Data excerpts
****************
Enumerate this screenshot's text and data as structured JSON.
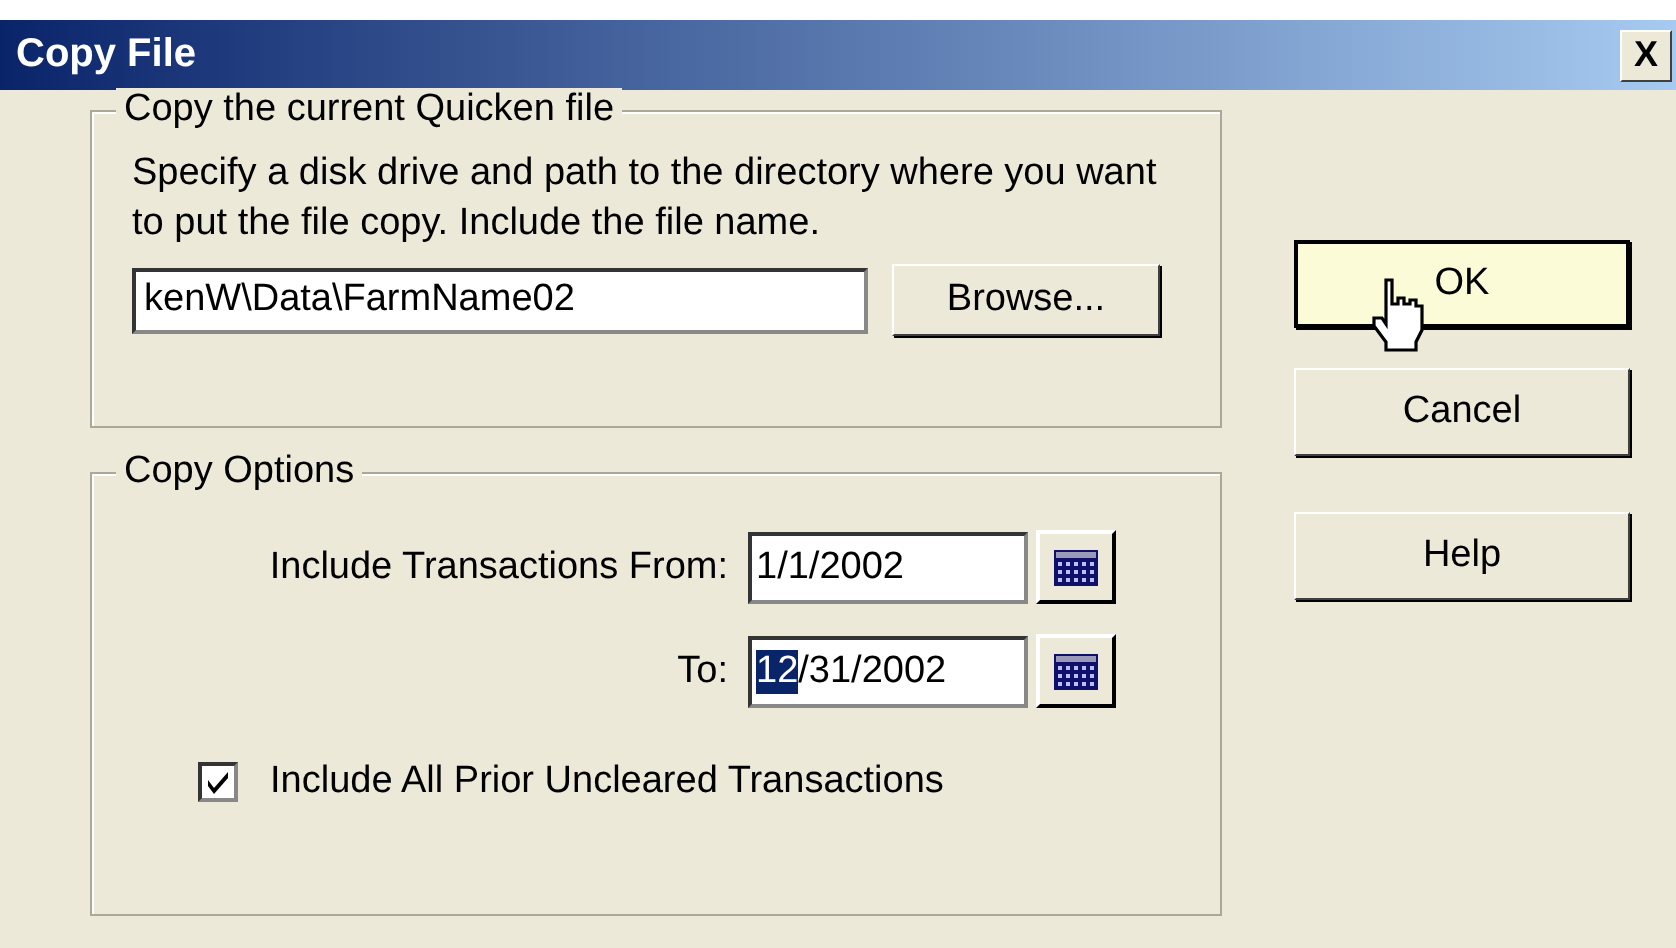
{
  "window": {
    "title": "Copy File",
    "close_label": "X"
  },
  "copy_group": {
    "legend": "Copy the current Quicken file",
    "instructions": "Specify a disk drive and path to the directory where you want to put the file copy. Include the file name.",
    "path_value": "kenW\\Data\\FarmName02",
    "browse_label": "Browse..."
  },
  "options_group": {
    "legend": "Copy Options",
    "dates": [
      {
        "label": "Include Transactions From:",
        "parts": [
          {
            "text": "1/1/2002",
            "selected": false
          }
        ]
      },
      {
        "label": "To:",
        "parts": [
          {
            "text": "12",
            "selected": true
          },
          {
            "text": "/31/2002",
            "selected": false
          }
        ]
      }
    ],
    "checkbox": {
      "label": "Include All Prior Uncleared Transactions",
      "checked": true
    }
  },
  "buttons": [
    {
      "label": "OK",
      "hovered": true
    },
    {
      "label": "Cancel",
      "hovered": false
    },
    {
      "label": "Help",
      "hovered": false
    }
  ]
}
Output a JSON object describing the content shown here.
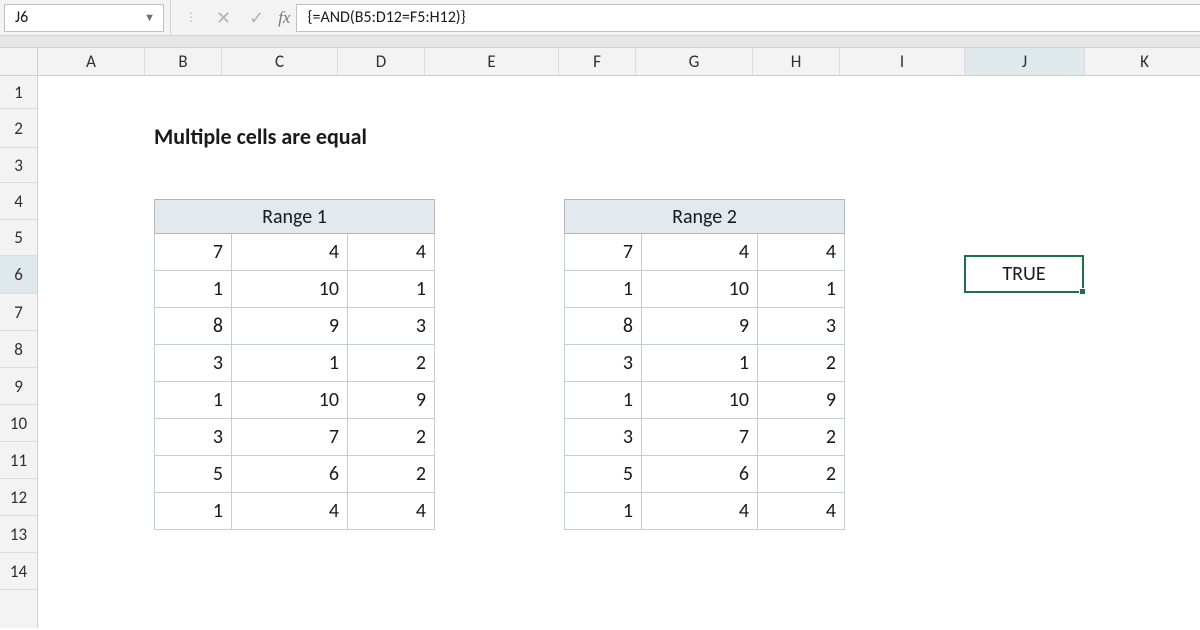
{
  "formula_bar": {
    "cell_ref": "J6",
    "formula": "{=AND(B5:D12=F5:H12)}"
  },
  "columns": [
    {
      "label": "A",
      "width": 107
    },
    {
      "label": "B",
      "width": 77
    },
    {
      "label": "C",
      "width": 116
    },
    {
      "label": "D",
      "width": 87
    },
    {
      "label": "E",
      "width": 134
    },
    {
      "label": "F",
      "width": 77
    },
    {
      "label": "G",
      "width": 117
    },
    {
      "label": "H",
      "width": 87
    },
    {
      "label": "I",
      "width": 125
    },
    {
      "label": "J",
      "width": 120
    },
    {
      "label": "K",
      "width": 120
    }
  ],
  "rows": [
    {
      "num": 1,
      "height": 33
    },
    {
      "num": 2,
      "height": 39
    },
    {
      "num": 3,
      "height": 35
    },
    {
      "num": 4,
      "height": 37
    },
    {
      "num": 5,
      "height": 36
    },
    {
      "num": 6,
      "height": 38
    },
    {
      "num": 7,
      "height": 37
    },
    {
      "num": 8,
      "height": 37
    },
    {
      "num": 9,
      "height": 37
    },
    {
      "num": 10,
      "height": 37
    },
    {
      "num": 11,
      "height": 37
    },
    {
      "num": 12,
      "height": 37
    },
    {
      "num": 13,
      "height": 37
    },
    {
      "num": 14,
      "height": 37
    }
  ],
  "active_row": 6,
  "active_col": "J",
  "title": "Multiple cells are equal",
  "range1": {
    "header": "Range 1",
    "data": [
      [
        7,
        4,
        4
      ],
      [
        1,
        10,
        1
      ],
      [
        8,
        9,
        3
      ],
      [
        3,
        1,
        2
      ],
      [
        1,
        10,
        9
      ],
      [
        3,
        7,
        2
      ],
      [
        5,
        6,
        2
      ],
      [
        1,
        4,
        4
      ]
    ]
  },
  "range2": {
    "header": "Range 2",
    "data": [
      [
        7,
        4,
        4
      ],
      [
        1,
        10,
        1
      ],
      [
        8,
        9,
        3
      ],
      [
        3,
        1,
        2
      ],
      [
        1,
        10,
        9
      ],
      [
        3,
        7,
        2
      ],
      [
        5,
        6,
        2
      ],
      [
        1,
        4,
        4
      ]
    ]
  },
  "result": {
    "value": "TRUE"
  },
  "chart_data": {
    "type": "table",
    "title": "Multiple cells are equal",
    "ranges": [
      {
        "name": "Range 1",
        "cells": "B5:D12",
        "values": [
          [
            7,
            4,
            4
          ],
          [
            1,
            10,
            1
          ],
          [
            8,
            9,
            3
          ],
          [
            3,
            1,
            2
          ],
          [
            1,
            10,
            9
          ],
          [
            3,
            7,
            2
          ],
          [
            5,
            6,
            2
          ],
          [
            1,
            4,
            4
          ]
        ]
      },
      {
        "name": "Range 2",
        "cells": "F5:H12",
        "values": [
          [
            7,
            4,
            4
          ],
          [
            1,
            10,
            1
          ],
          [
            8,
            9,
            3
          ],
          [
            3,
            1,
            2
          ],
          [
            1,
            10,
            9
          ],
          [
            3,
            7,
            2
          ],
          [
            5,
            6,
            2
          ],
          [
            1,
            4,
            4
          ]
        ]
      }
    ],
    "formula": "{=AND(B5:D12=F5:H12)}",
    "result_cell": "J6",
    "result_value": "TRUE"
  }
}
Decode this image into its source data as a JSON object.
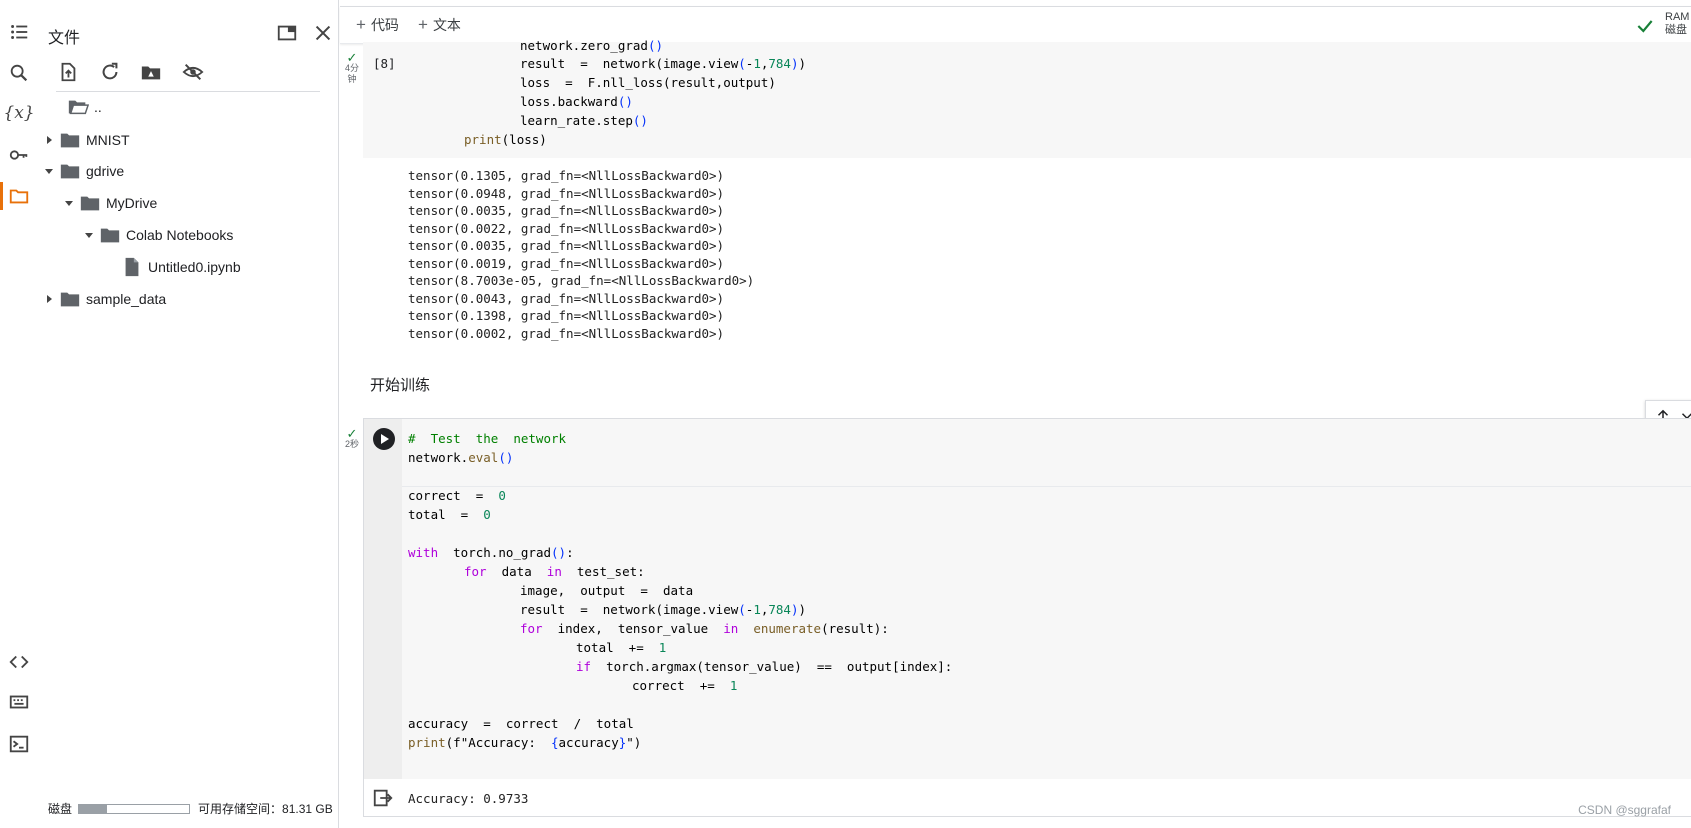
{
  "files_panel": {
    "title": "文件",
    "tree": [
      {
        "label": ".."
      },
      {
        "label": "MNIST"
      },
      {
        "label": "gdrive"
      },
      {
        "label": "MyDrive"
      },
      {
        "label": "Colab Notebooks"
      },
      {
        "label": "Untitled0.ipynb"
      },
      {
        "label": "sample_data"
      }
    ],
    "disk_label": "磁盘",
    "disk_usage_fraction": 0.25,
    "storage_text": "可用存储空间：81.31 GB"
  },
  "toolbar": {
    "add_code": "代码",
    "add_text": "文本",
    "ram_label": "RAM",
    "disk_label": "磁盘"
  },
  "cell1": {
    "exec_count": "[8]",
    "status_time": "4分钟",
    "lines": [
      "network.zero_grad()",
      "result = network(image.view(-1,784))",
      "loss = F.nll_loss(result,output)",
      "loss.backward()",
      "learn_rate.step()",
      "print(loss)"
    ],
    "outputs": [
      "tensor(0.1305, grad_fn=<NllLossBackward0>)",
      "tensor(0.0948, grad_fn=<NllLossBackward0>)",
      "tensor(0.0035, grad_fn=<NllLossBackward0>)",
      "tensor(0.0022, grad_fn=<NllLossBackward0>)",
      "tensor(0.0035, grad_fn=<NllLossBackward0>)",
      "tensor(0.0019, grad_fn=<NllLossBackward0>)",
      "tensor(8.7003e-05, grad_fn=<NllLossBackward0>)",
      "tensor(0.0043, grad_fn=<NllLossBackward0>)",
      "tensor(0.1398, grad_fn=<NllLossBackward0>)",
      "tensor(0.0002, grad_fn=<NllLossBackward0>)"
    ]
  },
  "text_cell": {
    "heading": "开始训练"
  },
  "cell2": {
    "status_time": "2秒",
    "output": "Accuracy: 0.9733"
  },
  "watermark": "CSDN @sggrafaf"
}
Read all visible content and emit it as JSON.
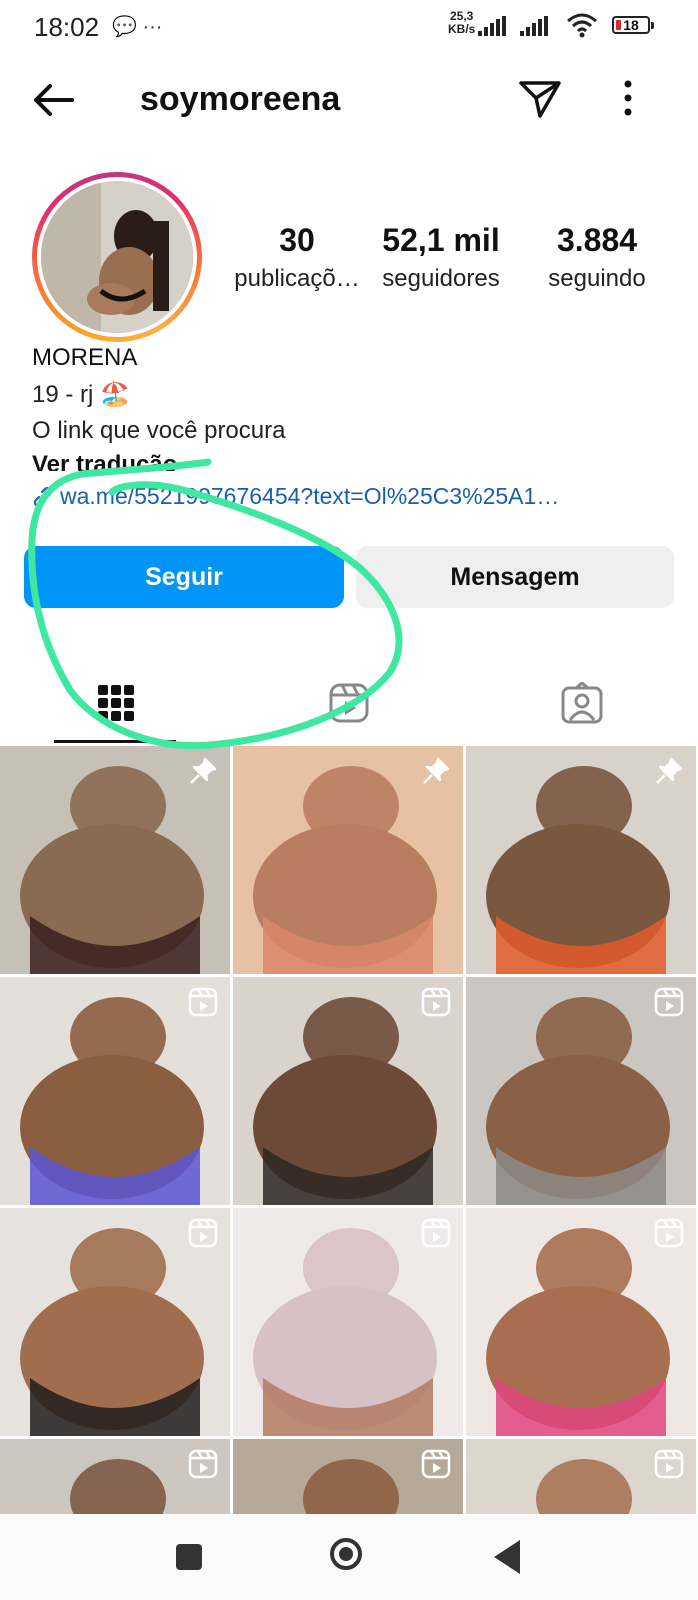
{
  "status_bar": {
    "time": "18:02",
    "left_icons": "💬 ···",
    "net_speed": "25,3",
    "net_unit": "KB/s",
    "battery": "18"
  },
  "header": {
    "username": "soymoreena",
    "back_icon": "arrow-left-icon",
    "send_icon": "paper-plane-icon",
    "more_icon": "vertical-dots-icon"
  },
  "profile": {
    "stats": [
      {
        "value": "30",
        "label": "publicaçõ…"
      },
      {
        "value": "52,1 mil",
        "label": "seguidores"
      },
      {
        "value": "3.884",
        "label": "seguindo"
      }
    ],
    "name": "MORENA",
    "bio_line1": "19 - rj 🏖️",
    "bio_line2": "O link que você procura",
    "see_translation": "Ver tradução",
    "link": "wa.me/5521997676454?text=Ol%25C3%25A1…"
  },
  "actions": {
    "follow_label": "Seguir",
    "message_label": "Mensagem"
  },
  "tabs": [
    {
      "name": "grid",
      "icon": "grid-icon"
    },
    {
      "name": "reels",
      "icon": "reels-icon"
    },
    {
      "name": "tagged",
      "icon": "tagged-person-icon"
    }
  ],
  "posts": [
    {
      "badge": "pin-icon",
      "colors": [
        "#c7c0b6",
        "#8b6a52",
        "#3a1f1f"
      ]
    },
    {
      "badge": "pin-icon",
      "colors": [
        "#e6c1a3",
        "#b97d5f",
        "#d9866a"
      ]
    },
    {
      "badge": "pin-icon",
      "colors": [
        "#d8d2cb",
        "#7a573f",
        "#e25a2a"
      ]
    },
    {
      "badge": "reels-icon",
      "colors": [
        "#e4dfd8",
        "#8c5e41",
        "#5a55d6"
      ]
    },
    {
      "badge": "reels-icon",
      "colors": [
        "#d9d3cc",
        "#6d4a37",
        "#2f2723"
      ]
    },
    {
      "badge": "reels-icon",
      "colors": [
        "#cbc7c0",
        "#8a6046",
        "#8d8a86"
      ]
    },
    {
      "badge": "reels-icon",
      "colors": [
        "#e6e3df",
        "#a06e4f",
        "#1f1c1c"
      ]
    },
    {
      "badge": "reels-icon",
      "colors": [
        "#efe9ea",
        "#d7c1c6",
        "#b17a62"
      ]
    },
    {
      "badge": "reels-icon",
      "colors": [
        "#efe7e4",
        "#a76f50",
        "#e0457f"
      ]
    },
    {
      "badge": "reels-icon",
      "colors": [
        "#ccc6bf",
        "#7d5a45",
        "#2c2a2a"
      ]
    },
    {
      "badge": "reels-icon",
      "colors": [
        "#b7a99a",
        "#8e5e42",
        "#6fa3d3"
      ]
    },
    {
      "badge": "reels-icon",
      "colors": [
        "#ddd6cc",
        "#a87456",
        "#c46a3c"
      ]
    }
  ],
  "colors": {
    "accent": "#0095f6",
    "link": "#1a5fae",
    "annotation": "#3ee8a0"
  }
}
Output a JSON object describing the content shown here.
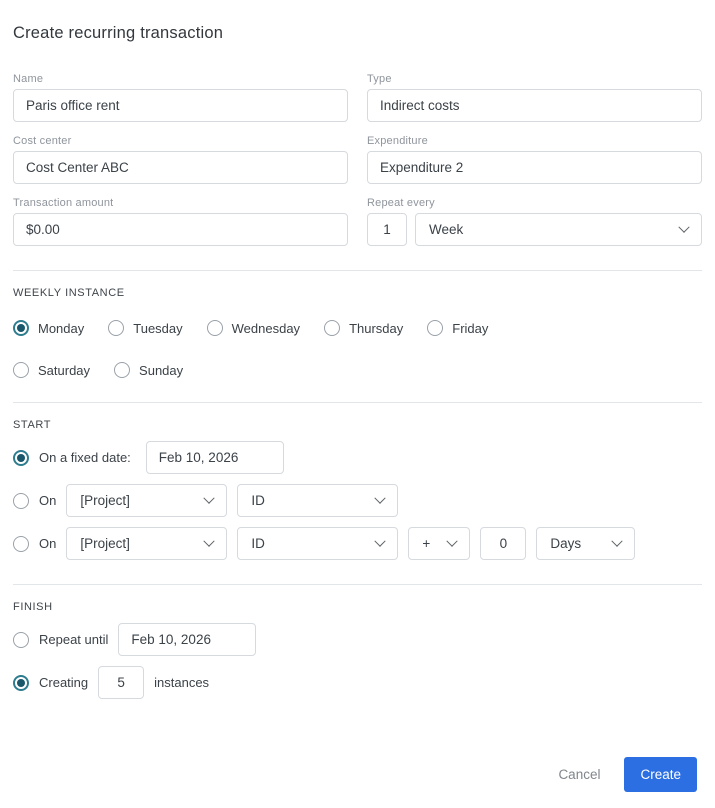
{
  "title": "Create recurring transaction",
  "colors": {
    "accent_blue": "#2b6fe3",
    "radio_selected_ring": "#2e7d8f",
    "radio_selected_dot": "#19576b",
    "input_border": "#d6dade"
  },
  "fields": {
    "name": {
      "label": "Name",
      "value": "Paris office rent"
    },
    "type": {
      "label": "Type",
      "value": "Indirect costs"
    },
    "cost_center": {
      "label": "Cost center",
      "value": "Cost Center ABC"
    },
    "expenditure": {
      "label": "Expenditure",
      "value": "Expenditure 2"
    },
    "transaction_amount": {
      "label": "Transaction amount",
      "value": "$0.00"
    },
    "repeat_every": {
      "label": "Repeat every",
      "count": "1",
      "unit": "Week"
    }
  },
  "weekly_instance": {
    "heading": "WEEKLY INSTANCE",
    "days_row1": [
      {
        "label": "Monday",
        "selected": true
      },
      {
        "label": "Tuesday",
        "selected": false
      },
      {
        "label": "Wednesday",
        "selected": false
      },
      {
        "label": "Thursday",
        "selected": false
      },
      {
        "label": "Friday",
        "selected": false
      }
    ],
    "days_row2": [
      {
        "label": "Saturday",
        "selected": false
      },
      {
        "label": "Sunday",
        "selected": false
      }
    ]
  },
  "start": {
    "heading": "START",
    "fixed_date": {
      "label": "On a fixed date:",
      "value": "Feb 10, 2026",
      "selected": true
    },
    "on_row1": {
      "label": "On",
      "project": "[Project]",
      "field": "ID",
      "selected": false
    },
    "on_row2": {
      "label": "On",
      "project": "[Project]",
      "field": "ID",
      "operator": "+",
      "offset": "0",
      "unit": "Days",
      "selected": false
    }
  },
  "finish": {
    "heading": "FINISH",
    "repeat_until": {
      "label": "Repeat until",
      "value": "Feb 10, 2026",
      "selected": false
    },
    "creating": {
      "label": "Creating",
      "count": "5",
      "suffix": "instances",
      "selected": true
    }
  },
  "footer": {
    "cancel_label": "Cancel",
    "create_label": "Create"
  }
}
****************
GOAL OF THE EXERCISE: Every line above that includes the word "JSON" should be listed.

SOLUTION FOR THIS TASK:
Enumerate this screenshot's text and data as structured JSON.
Output a JSON object describing the content shown here.
Decode this image into its source data as a JSON object.
Read all visible content and emit it as JSON.
Output a JSON object describing the content shown here.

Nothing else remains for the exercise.